How long does it take you to spin up a local development environment for a brand new project? If you have to move that project to a new computer, or have multiple people working on the project, how are their varying workflow and local environments going to affect the project? And then there's managing change (for instance, moving to a new SQL server), deployment (testing first, then production), and updates (to any part of the stack). All of these environment difficulties vanish in the world of containers, and these are only the smallest, most obvious benefits.

API-led development is nothing new

We've been doing APIs for years and years. Even before the web there were things like COM objects, those black boxes of functionality where we could send requests and get back … something.

API-led development also simplifies things. It makes managing code easier, and makes managing the front end applications easier too.

The problem is, these APIs have traditionally been embedded within heavy infrastructure, making them unavailable to anything but the wrapper they live within, so that the wrapping application contained an equal share of the overall functionality. This created cathedral-like monoliths that were devastatingly difficult to manage, dependencies that were all but invisible, and functional spaghetti that wrapped around itself so tightly we couldn't tell where one thing began and the other ended.

API-led development means business. It means separating all of the functionality into self-contained modules that are addressed in a very specific, often contextual manner. The functionality they provide is also very specific to their design. A data API will not render content, for instance. The biggest advantage to this is that any front-end "view" tier, such as a web page or mobile application, can access the API in the same way. The API doesn't care where a request comes from, it just listens and responds, according to specified parameters.

API-led development also simplifies things. It makes managing code easier, and makes managing the front end applications easier too. It makes adapting to whatever future consumers (VR headsets, and onwards towards those 2050 cybernetic implants) a moot "it's already done" challenge to solve.

The future, leader, is now

Containerization and API-led development are the future. Evolving towards both of these new ways of doing things will require a bit of patience, and comes at a small cost in productivity, but the short- and long-term gains are huge.

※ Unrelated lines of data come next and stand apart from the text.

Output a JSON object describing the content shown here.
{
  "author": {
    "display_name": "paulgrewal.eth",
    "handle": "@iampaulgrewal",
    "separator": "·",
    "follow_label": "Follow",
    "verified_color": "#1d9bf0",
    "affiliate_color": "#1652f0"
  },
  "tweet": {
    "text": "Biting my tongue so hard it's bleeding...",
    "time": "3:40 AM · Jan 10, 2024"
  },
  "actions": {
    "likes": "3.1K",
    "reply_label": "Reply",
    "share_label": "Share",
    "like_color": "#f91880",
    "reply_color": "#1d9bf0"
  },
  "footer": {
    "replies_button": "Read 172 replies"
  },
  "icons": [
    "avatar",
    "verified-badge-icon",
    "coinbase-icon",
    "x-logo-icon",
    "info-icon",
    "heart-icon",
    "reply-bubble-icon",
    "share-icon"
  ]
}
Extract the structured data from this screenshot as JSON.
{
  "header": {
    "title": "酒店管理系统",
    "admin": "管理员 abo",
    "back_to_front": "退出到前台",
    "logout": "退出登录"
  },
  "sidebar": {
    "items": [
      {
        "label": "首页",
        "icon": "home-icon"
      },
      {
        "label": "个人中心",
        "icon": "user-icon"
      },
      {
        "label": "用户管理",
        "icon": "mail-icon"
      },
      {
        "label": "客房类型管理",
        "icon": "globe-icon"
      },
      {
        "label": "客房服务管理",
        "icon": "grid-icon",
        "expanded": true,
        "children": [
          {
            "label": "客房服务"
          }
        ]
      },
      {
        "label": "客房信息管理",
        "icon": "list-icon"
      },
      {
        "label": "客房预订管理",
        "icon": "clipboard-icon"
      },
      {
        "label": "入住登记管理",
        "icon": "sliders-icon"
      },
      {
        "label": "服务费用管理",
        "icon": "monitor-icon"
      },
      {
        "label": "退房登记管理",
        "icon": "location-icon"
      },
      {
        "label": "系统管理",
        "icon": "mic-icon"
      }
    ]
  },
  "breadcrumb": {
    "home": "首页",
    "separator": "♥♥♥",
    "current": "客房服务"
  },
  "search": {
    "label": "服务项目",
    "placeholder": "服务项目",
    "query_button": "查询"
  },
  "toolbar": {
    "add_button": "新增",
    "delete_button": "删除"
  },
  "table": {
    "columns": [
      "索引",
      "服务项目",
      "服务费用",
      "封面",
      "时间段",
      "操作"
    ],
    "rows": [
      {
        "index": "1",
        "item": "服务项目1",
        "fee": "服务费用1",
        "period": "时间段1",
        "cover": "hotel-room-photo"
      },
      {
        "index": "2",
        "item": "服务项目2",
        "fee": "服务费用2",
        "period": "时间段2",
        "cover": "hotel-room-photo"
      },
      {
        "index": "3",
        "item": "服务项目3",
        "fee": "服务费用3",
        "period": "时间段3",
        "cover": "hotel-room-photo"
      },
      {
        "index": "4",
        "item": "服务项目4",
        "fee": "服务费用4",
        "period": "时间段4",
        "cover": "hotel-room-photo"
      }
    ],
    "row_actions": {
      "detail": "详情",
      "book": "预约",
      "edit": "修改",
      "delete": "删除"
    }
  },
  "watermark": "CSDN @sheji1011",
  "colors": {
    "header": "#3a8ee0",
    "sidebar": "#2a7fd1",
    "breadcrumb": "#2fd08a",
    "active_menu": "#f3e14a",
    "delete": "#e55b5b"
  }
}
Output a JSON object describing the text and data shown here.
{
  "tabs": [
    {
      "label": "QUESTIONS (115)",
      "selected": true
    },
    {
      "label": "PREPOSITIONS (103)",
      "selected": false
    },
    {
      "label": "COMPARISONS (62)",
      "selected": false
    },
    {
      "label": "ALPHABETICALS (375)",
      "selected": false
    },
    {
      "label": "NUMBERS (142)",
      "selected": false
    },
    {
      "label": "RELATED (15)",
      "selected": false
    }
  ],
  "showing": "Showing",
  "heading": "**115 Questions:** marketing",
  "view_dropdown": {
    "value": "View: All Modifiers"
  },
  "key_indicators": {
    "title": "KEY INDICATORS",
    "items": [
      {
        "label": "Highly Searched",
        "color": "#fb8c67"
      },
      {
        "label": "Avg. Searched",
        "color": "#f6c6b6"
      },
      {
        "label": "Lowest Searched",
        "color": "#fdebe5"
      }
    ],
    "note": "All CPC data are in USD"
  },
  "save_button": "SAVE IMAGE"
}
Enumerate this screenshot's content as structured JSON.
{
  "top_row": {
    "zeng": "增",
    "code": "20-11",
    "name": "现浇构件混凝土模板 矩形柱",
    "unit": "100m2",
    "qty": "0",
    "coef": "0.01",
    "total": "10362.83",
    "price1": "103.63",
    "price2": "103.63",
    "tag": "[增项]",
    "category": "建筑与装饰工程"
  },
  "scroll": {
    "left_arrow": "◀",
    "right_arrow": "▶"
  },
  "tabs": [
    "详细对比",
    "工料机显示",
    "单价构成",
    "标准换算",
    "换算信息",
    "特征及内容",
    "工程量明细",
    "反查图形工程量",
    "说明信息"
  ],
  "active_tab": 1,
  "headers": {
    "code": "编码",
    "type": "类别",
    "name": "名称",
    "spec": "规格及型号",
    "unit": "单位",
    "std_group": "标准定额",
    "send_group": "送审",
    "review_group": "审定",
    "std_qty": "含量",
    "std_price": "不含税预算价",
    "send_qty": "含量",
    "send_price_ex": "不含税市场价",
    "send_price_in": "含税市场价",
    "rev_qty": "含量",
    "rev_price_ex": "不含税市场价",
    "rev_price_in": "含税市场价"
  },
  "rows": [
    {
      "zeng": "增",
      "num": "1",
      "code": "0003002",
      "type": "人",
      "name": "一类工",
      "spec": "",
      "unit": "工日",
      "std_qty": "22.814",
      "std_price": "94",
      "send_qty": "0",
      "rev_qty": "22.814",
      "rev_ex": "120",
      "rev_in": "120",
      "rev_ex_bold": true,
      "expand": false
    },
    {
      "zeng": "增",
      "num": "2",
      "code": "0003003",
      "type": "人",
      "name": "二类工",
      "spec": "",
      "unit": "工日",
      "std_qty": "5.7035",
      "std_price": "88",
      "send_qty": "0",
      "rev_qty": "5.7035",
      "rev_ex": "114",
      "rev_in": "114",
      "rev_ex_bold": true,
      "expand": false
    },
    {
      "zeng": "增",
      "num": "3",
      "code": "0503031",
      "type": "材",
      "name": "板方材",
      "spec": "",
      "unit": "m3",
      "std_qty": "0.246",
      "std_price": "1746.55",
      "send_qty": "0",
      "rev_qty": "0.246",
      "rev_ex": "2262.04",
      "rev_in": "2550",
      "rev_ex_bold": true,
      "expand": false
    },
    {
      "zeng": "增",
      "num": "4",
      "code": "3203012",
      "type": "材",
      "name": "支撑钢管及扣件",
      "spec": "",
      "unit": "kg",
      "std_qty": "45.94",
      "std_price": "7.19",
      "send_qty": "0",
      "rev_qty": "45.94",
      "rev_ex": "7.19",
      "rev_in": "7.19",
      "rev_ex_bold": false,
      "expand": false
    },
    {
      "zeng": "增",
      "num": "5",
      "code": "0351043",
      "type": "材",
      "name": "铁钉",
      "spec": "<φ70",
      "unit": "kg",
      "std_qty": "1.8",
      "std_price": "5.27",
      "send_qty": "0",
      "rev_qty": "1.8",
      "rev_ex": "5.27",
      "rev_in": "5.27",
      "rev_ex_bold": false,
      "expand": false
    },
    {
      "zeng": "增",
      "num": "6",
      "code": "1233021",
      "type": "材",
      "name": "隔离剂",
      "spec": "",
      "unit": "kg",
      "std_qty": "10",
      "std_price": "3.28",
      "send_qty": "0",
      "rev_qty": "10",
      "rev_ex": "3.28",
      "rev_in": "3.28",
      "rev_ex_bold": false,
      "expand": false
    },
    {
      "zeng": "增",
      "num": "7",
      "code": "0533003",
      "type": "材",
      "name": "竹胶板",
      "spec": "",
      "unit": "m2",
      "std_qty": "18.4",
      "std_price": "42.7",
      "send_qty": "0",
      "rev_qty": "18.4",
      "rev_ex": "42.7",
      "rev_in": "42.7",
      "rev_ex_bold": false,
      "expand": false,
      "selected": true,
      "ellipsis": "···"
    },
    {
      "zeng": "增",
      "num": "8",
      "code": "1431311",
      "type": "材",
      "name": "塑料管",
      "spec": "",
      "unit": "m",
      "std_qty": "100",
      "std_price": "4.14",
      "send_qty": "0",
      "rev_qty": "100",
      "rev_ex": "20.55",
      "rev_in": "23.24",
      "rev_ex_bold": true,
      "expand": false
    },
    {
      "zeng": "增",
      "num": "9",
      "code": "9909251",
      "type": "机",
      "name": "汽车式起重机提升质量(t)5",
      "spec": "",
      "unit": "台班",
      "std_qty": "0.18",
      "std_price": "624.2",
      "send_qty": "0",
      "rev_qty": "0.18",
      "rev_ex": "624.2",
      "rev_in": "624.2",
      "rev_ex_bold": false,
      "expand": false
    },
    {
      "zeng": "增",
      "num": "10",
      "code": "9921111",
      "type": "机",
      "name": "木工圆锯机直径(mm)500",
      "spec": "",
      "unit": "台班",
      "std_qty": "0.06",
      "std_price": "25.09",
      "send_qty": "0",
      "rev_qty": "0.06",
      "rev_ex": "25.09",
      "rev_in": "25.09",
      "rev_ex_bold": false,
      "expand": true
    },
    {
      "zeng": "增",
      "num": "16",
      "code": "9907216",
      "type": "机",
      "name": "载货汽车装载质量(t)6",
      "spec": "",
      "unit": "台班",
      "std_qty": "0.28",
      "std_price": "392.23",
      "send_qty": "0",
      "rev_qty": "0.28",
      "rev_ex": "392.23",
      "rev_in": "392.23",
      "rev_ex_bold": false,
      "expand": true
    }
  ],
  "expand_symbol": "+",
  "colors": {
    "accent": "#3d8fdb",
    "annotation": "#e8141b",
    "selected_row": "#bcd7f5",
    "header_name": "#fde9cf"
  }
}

The most important thing to remember, is they don't all have to come at once! Your evolution towards these things can be slow, and you will reap immediate benefits, so that eventually they will become second nature and all of their gifts will be yours for the taking.

We'll explore all of this and more in future blog posts and this upcoming webinar .

Watch on Demand: "The API-Led Path to Development Freedom"

Watch Now

 

Also See:

Mura 7.1 Documentation: docs.getmura.com/v7-1/

Related Blog Posts:
getmura.com/blog/evolve-your-game-the-api-led-path-to-development-freedom/
getmura.com/blog/super-fast-application-development-with-mura-7/

 

About the Author

Grant Shepert has been a developer for nearly 20 years, and started using Mura the year it was released. Since then he has written dozens of plugins, spoken about Mura in conferences around the world, contributed code to the core project in numerous ways (his favorite being the FormBuilder), acted as Mura instructor, mentor and evangelist and, when time has permitted, written a blog post or two.